Dataset rows for apps and sites:
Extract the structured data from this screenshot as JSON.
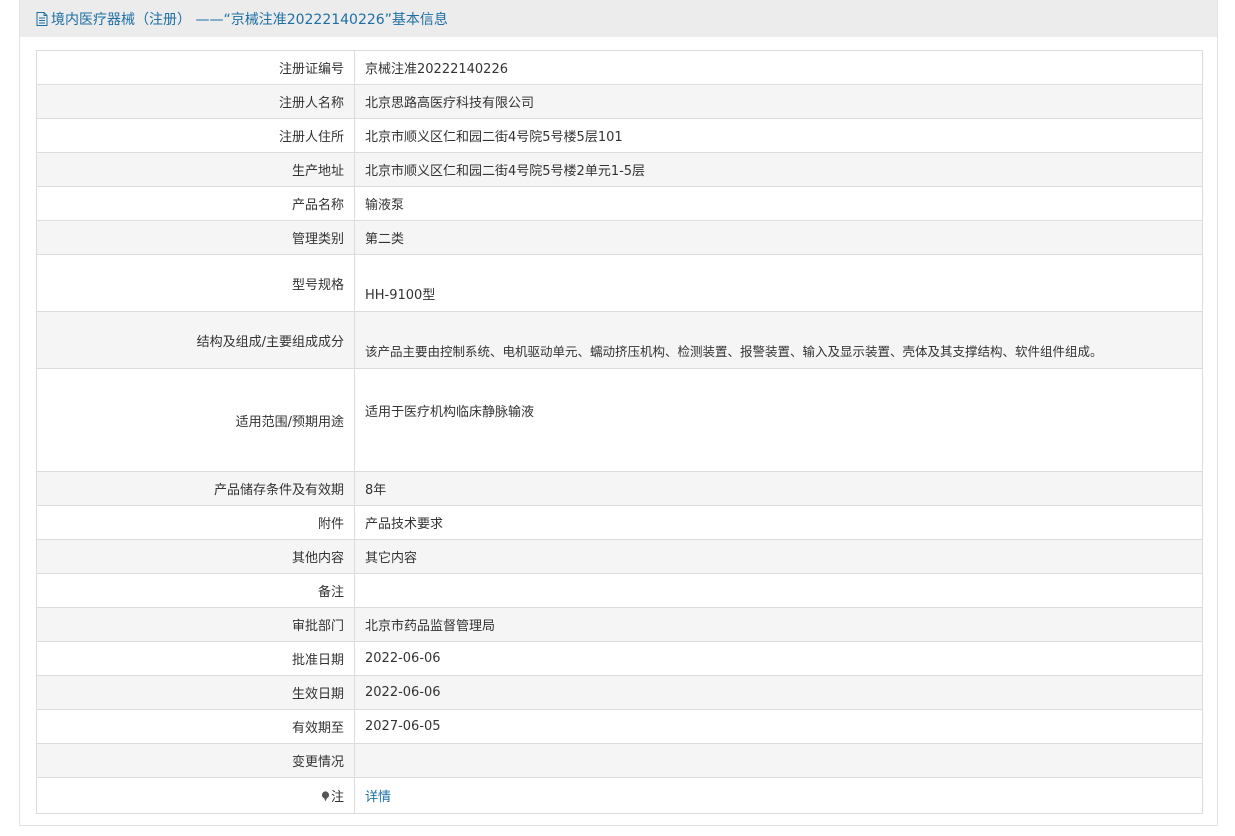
{
  "header": {
    "title": "境内医疗器械（注册） ——“京械注准20222140226”基本信息"
  },
  "rows": [
    {
      "label": "注册证编号",
      "value": "京械注准20222140226"
    },
    {
      "label": "注册人名称",
      "value": "北京思路高医疗科技有限公司"
    },
    {
      "label": "注册人住所",
      "value": "北京市顺义区仁和园二街4号院5号楼5层101"
    },
    {
      "label": "生产地址",
      "value": "北京市顺义区仁和园二街4号院5号楼2单元1-5层"
    },
    {
      "label": "产品名称",
      "value": "输液泵"
    },
    {
      "label": "管理类别",
      "value": "第二类"
    },
    {
      "label": "型号规格",
      "value": "HH-9100型"
    },
    {
      "label": "结构及组成/主要组成成分",
      "value": "该产品主要由控制系统、电机驱动单元、蠕动挤压机构、检测装置、报警装置、输入及显示装置、壳体及其支撑结构、软件组件组成。"
    },
    {
      "label": "适用范围/预期用途",
      "value": "适用于医疗机构临床静脉输液"
    },
    {
      "label": "产品储存条件及有效期",
      "value": "8年"
    },
    {
      "label": "附件",
      "value": "产品技术要求"
    },
    {
      "label": "其他内容",
      "value": "其它内容"
    },
    {
      "label": "备注",
      "value": ""
    },
    {
      "label": "审批部门",
      "value": "北京市药品监督管理局"
    },
    {
      "label": "批准日期",
      "value": "2022-06-06"
    },
    {
      "label": "生效日期",
      "value": "2022-06-06"
    },
    {
      "label": "有效期至",
      "value": "2027-06-05"
    },
    {
      "label": "变更情况",
      "value": ""
    },
    {
      "label": "注",
      "value": "详情"
    }
  ],
  "colors": {
    "header_bg": "#ececec",
    "header_text": "#1d6fa5",
    "link": "#1d6fa5",
    "row_alt_bg": "#f5f5f5",
    "border": "#dcdcdc"
  },
  "icons": {
    "header_icon": "document-icon",
    "note_icon": "pin-icon"
  }
}
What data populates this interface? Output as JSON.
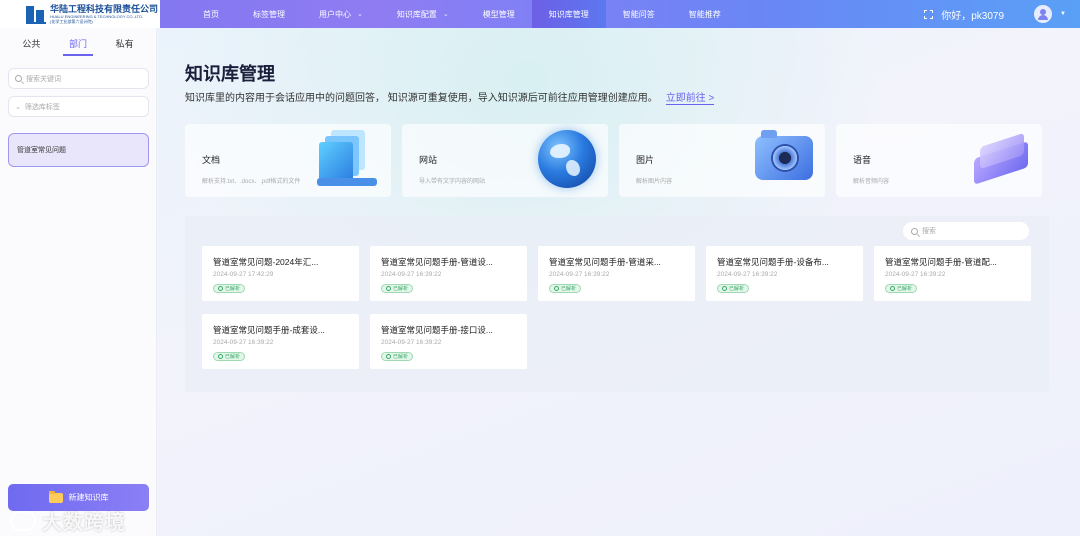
{
  "header": {
    "logo_cn": "华陆工程科技有限责任公司",
    "logo_en": "HUALU ENGINEERING & TECHNOLOGY CO.,LTD.",
    "logo_sub": "(化学工业部第六设计院)",
    "nav": [
      {
        "label": "首页"
      },
      {
        "label": "标签管理"
      },
      {
        "label": "用户中心",
        "chevron": "chevron-down"
      },
      {
        "label": "知识库配置",
        "chevron": "chevron-down"
      },
      {
        "label": "模型管理"
      },
      {
        "label": "知识库管理",
        "active": true
      },
      {
        "label": "智能问答"
      },
      {
        "label": "智能推荐"
      }
    ],
    "greeting": "你好，pk3079"
  },
  "sidebar": {
    "tabs": [
      "公共",
      "部门",
      "私有"
    ],
    "active_tab": "部门",
    "search_placeholder": "搜索关键词",
    "filter_placeholder": "筛选库标签",
    "kb_items": [
      "管道室常见问题"
    ],
    "new_button": "新建知识库"
  },
  "main": {
    "title": "知识库管理",
    "description": "知识库里的内容用于会话应用中的问题回答， 知识源可重复使用，导入知识源后可前往应用管理创建应用。",
    "goto_link": "立即前往 >",
    "source_cards": [
      {
        "title": "文档",
        "desc": "解析支持.txt、.docx、.pdf格式的文件",
        "icon": "document-stack-icon"
      },
      {
        "title": "网站",
        "desc": "导入带有文字内容的网站",
        "icon": "globe-icon"
      },
      {
        "title": "图片",
        "desc": "解析图片内容",
        "icon": "camera-icon"
      },
      {
        "title": "语音",
        "desc": "解析音频内容",
        "icon": "audio-icon"
      }
    ],
    "search_placeholder": "搜索",
    "documents": [
      {
        "title": "管道室常见问题-2024年汇...",
        "time": "2024-09-27 17:42:29",
        "status": "已解析"
      },
      {
        "title": "管道室常见问题手册-管道设...",
        "time": "2024-09-27 16:39:22",
        "status": "已解析"
      },
      {
        "title": "管道室常见问题手册-管道采...",
        "time": "2024-09-27 16:39:22",
        "status": "已解析"
      },
      {
        "title": "管道室常见问题手册-设备布...",
        "time": "2024-09-27 16:39:22",
        "status": "已解析"
      },
      {
        "title": "管道室常见问题手册-管道配...",
        "time": "2024-09-27 16:39:22",
        "status": "已解析"
      },
      {
        "title": "管道室常见问题手册-成套设...",
        "time": "2024-09-27 16:39:22",
        "status": "已解析"
      },
      {
        "title": "管道室常见问题手册-接口设...",
        "time": "2024-09-27 16:39:22",
        "status": "已解析"
      }
    ]
  },
  "watermark": "大数跨境",
  "colors": {
    "accent": "#6a63ee",
    "parsed": "#3aa865"
  }
}
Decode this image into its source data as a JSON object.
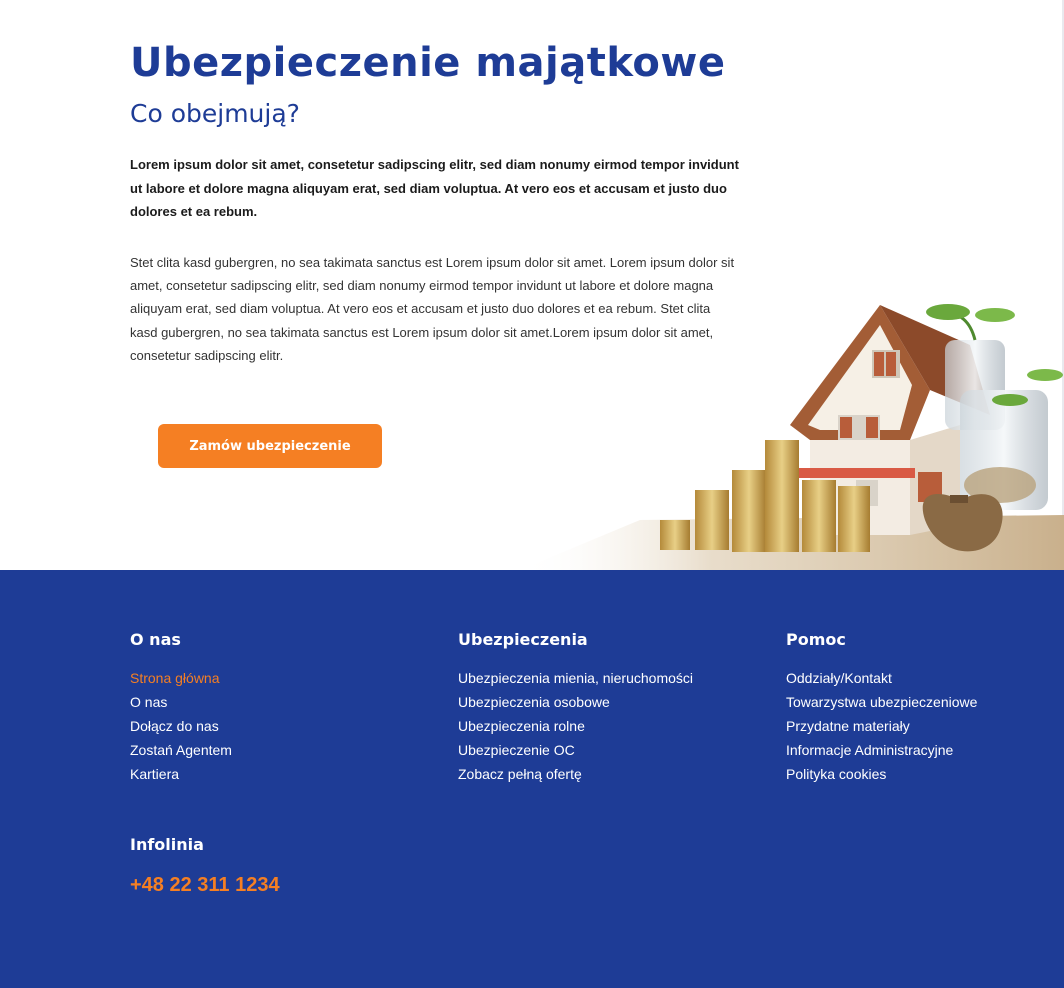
{
  "hero": {
    "title": "Ubezpieczenie majątkowe",
    "subtitle": "Co obejmują?",
    "para_bold": "Lorem ipsum dolor sit amet, consetetur sadipscing elitr, sed diam nonumy eirmod tempor invidunt ut labore et dolore magna aliquyam erat, sed diam voluptua. At vero eos et accusam et justo duo dolores et ea rebum.",
    "para_regular": "Stet clita kasd gubergren, no sea takimata sanctus est Lorem ipsum dolor sit amet. Lorem ipsum dolor sit amet, consetetur sadipscing elitr, sed diam nonumy eirmod tempor invidunt ut labore et dolore magna aliquyam erat, sed diam voluptua. At vero eos et accusam et justo duo dolores et ea rebum. Stet clita kasd gubergren, no sea takimata sanctus est Lorem ipsum dolor sit amet.Lorem ipsum dolor sit amet, consetetur sadipscing elitr.",
    "cta_label": "Zamów ubezpieczenie"
  },
  "footer": {
    "col1": {
      "title": "O nas",
      "items": [
        "Strona główna",
        "O nas",
        "Dołącz do nas",
        "Zostań Agentem",
        "Kartiera"
      ]
    },
    "col2": {
      "title": "Ubezpieczenia",
      "items": [
        "Ubezpieczenia mienia, nieruchomości",
        "Ubezpieczenia osobowe",
        "Ubezpieczenia rolne",
        "Ubezpieczenie OC",
        "Zobacz pełną ofertę"
      ]
    },
    "col3": {
      "title": "Pomoc",
      "items": [
        "Oddziały/Kontakt",
        "Towarzystwa ubezpieczeniowe",
        "Przydatne materiały",
        "Informacje Administracyjne",
        "Polityka cookies"
      ]
    },
    "infolinia_title": "Infolinia",
    "phone": "+48 22 311 1234"
  },
  "colors": {
    "brand_blue": "#1e3c96",
    "accent_orange": "#f57f23"
  }
}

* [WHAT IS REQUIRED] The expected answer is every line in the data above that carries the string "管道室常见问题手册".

* [SOLUTION TO THIS TASK]
        "title": "管道室常见问题手册-管道设...",
        "title": "管道室常见问题手册-管道采...",
        "title": "管道室常见问题手册-设备布...",
        "title": "管道室常见问题手册-管道配...",
        "title": "管道室常见问题手册-成套设...",
        "title": "管道室常见问题手册-接口设...",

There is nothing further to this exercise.